The Plan to Rebuild New Orleans Part I…The Controversy

From Scout:

To say the Plan to Bring Back New Orleans is controversial and problematic is an understatement. In this post I’ll lay out the controversy and the following post looks at the plan and apparent problems. Reaction at a meeting to unveil the plan also unveiled the controversy ….

The proposal also drew a pre-emptive Bronx cheer from City Council members, who held a news conference minutes before the unveiling to assail it.


“We don’t want to wait four months,” said Jeb Bruneau, president of the Lakeview Civic Association. “We want to be able to go down to City Hall and get permits. We have the means to help ourselves, so don’t get in our way.”

Others called the plan a “land grab” cooked up by greedy developers. Carolyn Parker of the Lower 9th Ward warned the group that her home would be taken “over my dead body.” Rodney Craft, also of the 9th Ward, warned: “If you come to take our property, you better come ready.”


Perceived as the driving force behind the proposal, Canizaro took much of the heat Wednesday. During roll call, scattered boos broke out when his name was announced. More than one speaker mentioned him by name.

“Mr. Joe Canizaro, I don’t know you, but I hate you,” eastern New Orleans resident Harvey Bender said. “You’ve been in the background trying to scheme to get our land.”


Individual residents were not the only ones to attack the plan. In a news release, ACORN leaders said the four-month window was far too narrow for neighborhoods to prove their sustainability. Dorothy Stukes, spokeswoman for the agency’s Katrina Survivors Association, said: “They are just changing the rules around to justify a land grab.”

NAACP branch President Danatus King, meanwhile, suggested that the plan was designed to help “fat cats” and a “chosen few,” pointing in particular to sections of town that the land use panel described as “infill areas” where large commercial, industrial and residential development might occur.

Canizaro who chairs the urban land use panel is definitely a driving force behind The Plan. That he would be a lightning rod for disdain and mistrust of his motives is understandable given his history and background. (see yesterday’s post). In what is gearing up to be the greatest fight against City Hall in American history, the proverbial little guys (residents) must know they are at a clear disadvantage against the juiced Canizaro.

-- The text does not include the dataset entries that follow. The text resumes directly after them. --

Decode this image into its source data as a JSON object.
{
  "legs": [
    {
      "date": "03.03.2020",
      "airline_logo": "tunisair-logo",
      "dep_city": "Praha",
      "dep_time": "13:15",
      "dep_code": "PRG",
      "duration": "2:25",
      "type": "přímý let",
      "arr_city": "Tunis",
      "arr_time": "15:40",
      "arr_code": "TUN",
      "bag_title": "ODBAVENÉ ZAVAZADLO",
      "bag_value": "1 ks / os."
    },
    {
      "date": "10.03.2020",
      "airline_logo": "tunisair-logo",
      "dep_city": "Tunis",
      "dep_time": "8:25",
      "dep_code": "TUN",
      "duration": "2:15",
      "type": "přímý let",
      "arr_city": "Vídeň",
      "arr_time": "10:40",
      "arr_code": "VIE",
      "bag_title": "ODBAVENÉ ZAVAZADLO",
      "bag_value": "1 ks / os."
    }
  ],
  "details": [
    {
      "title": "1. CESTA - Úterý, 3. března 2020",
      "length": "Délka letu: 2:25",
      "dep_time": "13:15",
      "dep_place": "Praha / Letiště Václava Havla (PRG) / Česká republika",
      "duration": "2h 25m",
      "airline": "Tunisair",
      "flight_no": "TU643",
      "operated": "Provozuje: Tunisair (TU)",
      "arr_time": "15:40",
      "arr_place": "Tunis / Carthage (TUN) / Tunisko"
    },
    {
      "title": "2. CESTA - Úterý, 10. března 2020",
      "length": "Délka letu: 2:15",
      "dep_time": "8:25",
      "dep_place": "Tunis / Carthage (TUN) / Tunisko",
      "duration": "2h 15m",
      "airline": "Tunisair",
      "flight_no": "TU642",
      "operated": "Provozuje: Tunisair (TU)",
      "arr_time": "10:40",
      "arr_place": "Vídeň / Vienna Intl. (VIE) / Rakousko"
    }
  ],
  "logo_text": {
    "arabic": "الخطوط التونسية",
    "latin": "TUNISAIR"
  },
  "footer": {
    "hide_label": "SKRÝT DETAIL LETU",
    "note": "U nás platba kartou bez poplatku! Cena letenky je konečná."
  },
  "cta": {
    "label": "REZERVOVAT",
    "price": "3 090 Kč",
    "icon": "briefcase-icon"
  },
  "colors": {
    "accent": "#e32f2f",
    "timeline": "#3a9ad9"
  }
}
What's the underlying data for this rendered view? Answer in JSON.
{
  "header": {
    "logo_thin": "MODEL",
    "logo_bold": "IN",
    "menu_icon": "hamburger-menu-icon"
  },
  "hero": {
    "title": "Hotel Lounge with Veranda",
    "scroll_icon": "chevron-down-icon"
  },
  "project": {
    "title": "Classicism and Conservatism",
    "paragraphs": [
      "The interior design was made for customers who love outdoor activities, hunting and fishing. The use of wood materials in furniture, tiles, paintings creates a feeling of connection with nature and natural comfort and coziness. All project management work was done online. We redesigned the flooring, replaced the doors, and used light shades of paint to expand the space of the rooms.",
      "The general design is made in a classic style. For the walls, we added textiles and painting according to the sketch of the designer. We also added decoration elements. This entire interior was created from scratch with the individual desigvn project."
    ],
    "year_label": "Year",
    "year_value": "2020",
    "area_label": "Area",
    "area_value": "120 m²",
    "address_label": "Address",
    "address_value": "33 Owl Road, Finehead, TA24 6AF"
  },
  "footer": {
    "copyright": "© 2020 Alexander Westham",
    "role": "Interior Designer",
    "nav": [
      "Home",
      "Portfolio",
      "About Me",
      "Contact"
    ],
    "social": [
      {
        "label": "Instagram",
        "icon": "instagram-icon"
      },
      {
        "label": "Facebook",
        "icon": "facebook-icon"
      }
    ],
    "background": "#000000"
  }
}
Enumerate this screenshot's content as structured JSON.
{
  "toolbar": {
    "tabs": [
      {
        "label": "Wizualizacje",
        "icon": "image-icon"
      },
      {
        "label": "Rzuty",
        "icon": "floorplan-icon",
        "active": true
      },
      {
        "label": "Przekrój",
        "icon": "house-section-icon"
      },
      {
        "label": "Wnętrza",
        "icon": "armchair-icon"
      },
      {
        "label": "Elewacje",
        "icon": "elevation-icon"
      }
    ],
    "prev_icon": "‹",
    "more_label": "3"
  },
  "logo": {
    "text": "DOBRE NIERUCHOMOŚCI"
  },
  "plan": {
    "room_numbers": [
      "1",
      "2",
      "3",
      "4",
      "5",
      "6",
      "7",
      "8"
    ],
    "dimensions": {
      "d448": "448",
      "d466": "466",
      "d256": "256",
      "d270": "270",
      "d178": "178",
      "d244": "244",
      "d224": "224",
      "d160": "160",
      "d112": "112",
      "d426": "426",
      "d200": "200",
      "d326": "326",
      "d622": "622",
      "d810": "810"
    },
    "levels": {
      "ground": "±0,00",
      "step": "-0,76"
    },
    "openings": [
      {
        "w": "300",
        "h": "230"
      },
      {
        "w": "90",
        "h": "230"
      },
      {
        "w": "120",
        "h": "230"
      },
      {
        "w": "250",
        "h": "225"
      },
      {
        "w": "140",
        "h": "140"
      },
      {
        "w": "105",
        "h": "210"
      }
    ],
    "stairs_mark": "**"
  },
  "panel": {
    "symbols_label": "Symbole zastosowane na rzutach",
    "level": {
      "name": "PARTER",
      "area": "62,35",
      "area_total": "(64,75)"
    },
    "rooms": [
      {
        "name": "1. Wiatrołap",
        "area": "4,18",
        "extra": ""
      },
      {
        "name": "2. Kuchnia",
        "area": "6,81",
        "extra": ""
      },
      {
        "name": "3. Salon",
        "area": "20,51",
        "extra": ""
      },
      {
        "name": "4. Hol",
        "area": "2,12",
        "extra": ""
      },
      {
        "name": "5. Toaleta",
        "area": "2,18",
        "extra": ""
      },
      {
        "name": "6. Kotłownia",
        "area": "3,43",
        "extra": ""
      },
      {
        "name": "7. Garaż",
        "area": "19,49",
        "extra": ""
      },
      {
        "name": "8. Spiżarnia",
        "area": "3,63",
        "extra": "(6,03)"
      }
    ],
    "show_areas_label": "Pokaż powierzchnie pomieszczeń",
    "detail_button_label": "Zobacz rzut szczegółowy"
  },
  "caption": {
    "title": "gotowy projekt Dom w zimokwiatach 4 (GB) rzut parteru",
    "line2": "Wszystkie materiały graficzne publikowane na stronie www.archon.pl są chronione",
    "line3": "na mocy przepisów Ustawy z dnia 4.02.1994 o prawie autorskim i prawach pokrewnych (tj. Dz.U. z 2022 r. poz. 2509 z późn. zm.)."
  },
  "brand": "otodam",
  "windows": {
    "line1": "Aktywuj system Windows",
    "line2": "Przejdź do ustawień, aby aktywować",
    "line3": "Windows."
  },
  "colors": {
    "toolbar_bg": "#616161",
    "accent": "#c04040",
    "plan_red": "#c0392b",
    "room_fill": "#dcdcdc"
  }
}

In looking at the ability to get the money to implement the plan the Times Picayune notes that “Moreover, Joe Canizaro, the banker and developer who chairs the land-use panel, is a leading Bush fund-raiser with enviable access to the White House.” Obviously this is an advantage Canizaro brings to the table. Does it outweigh his liabilities? It’s a question that should be addressed.The option of removing Canizaro ought to be on the table. It’s an obvious starting point in moving the plan forward.